The aim of experimental case-control study performed in 28 dogs divided in 2 groups was to assess local tissue reactions on bone xenograft transplantation; dynamics of bone remodeling and formation at the site of bone defect wall contacting with bone xenograft; dynamics and mechanisms of xenograft remodeling. Transplantation of xenograft in conventional bone defects did not cause inflammatory of destructive reactions because of high biocompatibility of the material. At transplantation site active fibrous bone trabeculae formation filling the spaces between xenograft participles was observed. On the 90th day newly formed bone showed lammelar structure. Simultaneously from the 42d day the invasion of cell elements from recipient bed into the material was seen leading to xenograft resorption. The observed dynamics may be assessed as gradual substitution of xenograft with newly formed host bone structures.

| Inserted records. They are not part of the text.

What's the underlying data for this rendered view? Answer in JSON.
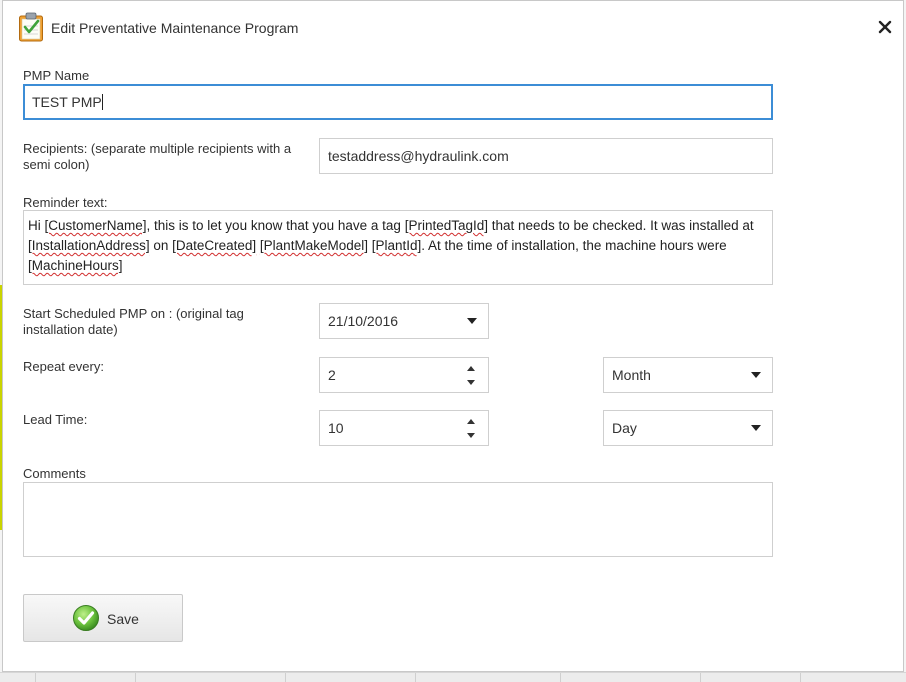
{
  "dialog": {
    "title": "Edit Preventative Maintenance Program",
    "title_icon": "clipboard-check-icon",
    "close_icon": "close-icon"
  },
  "form": {
    "pmp_name": {
      "label": "PMP Name",
      "value": "TEST PMP"
    },
    "recipients": {
      "label": "Recipients: (separate multiple recipients with a semi colon)",
      "value": "testaddress@hydraulink.com"
    },
    "reminder": {
      "label": "Reminder text:",
      "segments": [
        "Hi ",
        "[CustomerName]",
        ", this is to let you know that you have a tag ",
        "[PrintedTagId]",
        " that needs to be checked. It was installed at ",
        "[InstallationAddress]",
        " on ",
        "[DateCreated]",
        " ",
        "[PlantMakeModel]",
        " ",
        "[PlantId]",
        ". At the time of installation, the machine hours were ",
        "[MachineHours]"
      ]
    },
    "start": {
      "label": "Start Scheduled PMP on : (original tag installation date)",
      "value": "21/10/2016"
    },
    "repeat": {
      "label": "Repeat every:",
      "value": "2",
      "unit": "Month"
    },
    "lead_time": {
      "label": "Lead Time:",
      "value": "10",
      "unit": "Day"
    },
    "comments": {
      "label": "Comments",
      "value": ""
    }
  },
  "actions": {
    "save_label": "Save",
    "save_icon": "checkmark-icon"
  },
  "colors": {
    "focus_border": "#3c8dd6",
    "spell_underline": "#d12e2e",
    "save_check_green": "#5fb33a",
    "left_accent": "#c9d400"
  }
}
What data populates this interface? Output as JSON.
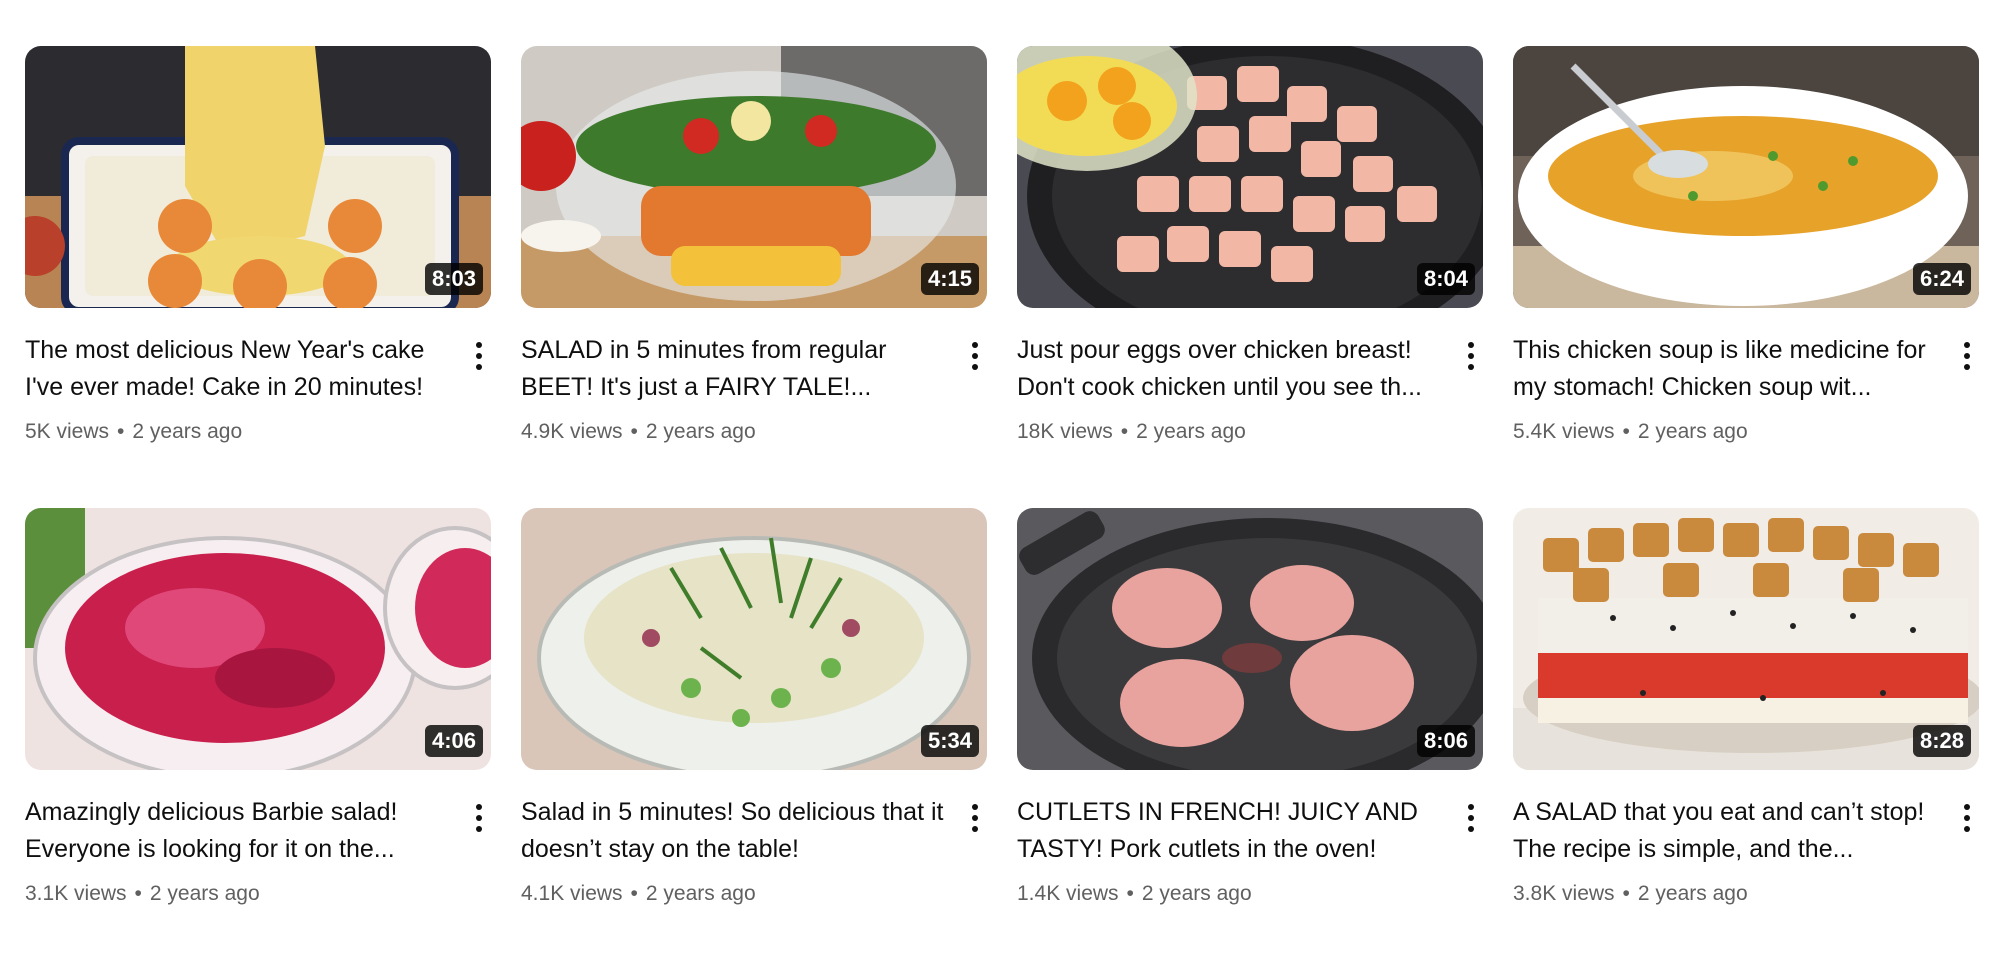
{
  "videos": [
    {
      "title": "The most delicious New Year's cake I've ever made! Cake in 20 minutes!",
      "duration": "8:03",
      "views": "5K views",
      "age": "2 years ago",
      "thumb_colors": [
        "#c9a35a",
        "#f3e7b6",
        "#e08a3a"
      ]
    },
    {
      "title": "SALAD in 5 minutes from regular BEET! It's just a FAIRY TALE!...",
      "duration": "4:15",
      "views": "4.9K views",
      "age": "2 years ago",
      "thumb_colors": [
        "#d9d3cc",
        "#3f7a2e",
        "#d25a2a"
      ]
    },
    {
      "title": "Just pour eggs over chicken breast! Don't cook chicken until you see th...",
      "duration": "8:04",
      "views": "18K views",
      "age": "2 years ago",
      "thumb_colors": [
        "#2e2e33",
        "#f2b8a4",
        "#f2b733"
      ]
    },
    {
      "title": "This chicken soup is like medicine for my stomach! Chicken soup wit...",
      "duration": "6:24",
      "views": "5.4K views",
      "age": "2 years ago",
      "thumb_colors": [
        "#7a6a5c",
        "#ffffff",
        "#e0a12a"
      ]
    },
    {
      "title": "Amazingly delicious Barbie salad! Everyone is looking for it on the...",
      "duration": "4:06",
      "views": "3.1K views",
      "age": "2 years ago",
      "thumb_colors": [
        "#f1e6e6",
        "#c71f4e",
        "#6aa04a"
      ]
    },
    {
      "title": "Salad in 5 minutes! So delicious that it doesn’t stay on the table!",
      "duration": "5:34",
      "views": "4.1K views",
      "age": "2 years ago",
      "thumb_colors": [
        "#d8c8bd",
        "#e4e2c8",
        "#4a8a3a"
      ]
    },
    {
      "title": "CUTLETS IN FRENCH! JUICY AND TASTY! Pork cutlets in the oven!",
      "duration": "8:06",
      "views": "1.4K views",
      "age": "2 years ago",
      "thumb_colors": [
        "#545457",
        "#2a2a2c",
        "#e6a19b"
      ]
    },
    {
      "title": "A SALAD that you eat and can’t stop! The recipe is simple, and the...",
      "duration": "8:28",
      "views": "3.8K views",
      "age": "2 years ago",
      "thumb_colors": [
        "#e9e4dc",
        "#d8402f",
        "#c98a3e"
      ]
    }
  ],
  "separator": "•"
}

Bone tissue is continuously remodeled through the concerted actions of bone cells, which include bone resorption by osteoclasts and bone formation by osteoblasts, whereas osteocytes act as mechanosensors and orchestrators of the bone remodeling process. This process is under the control of local (e.g., growth factors and cytokines) and systemic (e.g., calcitonin and estrogens) factors that all together contribute for bone homeostasis. An imbalance between bone resorption and formation can result in bone diseases including osteoporosis. Recently, it has been recognized that, during bone remodeling, there are an intricate communication among bone cells. For instance, the coupling from bone resorption to bone formation is achieved by interaction between osteoclasts and osteoblasts. Moreover, osteocytes produce factors that influence osteoblast and osteoclast activities, whereas osteocyte apoptosis is followed by osteoclastic bone resorption. The increasing knowledge about the structure and functions of bone cells contributed to a better understanding of bone biology. It has been suggested that there is a complex communication between bone cells and other organs, indicating the dynamic nature of bone tissue. In this review, we discuss the current data about the structure and functions of bone cells and the factors that influence bone remodeling. PMID:26247020